The K-1 category permits the fiancé (e) of a U.S. citizen petitioner to enter the United States for a 90-day period. Upon marriage to the petitioner within 90 days of arrival, the K-l fiancé(e) may apply for adjustment to conditional permanent residence (I-485).
The minor unmarried children of a K-1 principal beneficiary who are listed in the petition may be given K-2 status if they are joining the beneficiary. There is no separate petition or separate filing fee is required in such cases. The issuance of a K-2 visa must within one year from the date of issuance of the K-1 visa to the principal beneficiary, the fiancé (e) of a U.S. citizen. The minor unmarried children of the K-l beneficiary may also adjust status to conditional permanent residence (I-485).
As a non-immigrant visa, the K-1 beneficiary will be given a single entry visa for 90 days in order to carry out the marriage to the petitioner. They may be allowed to perform authorized work during this time. K non-immigrants are ineligible for an extension of stay or change of status (I-539)
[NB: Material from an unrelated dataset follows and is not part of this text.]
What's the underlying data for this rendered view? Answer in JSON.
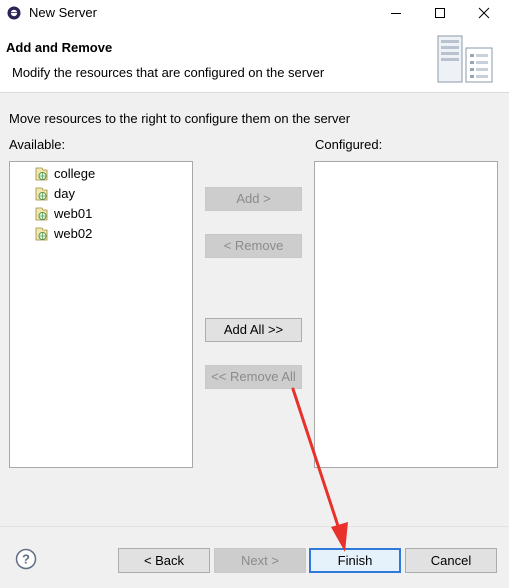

If you need additional information about any immigrant petition or process please call us for a free consultation at (323) 597-1595

N 400  NATURALIZATION / CITIZHENSHIP

​​​​K-1 & K-2 Visas

​​I-130 VISA PETITIONS

On June 15, 2012, Secretary of Homeland Security Janet Napolitano announced that individuals who entered the United States as children and met certain guidelines could request deferred action for a period of two years, subject to renewal, and then apply for employment authorization.
•    Key eligibility requirements for deferred action are that the individual:
•    31 years of age or younger as of June 15, 2012
•    Arrived in the U.S. younger than 16 years old
•    Consistently lived in the country from June 15, 2007 up to now
•    Resided in the U.S. on June 15, 2012, as well as at the time of pursuing deferred action


If you want to know about the additional conditions or need additional information about any immigrant petition or process please call us for a free consultation at (323) 597-1595

Who are these visa petitions for?
•    Petitioner: U.S. citizen and aliens lawfully admitted for permanent residence (Green card holder)
•    Beneficiary: Qualified relatives of U.S. citizen and green card holder
•    Purpose: Immigrant petition filed for Beneficiary upon establishment of certain category of Relationship with Petitioner
Before an individual can apply for an immigrant visa or adjustment of status based upon family ties, USCIS must first approve the alien relative petition (Form I-130), confirming that the necessary family relationship exists.

Not all family relationships serve as a basis to apply for Lawful Permanent Residence status (LPR). The two basic categories are
1) Immediate relatives of U.S. citizens and
2)  Preference immigrants.


1) Immediate relatives of U.S. Citizen

Have no cap on the number of visas include spouses, parents of U.S. citizens, and children that are under 21 years old.


2) Preference Immigrants
•   F1: Unmarried sons or daughters of U.S. citizens (i.e., those who are 21 years of age or older
•   F2A: Spouses / children of lawful permanent residents
•   F2B: Unmarried children of lawful permanent residents
•   F3: Married children of U.S. citizens
•   F4: Siblings of U.S. citizens, if such citizens are at least 21 years of age


What happens after it is approved?

After an approval of the I-130 petition, the alien relative who is physically outside U.S. can apply for an immigrant visa through a U.S. consulate abroad, a process known as “consular processing” (CP). Upon approval of the visa, the person may travel to the United States and be inspected to ensure compliance. Once inspected and admitted into the USA, the person is considered to be a permanent resident.


Want to know more about it, give us a call at 323-591-1595 to set an appointment and explain to you how we can help you to achieve your needs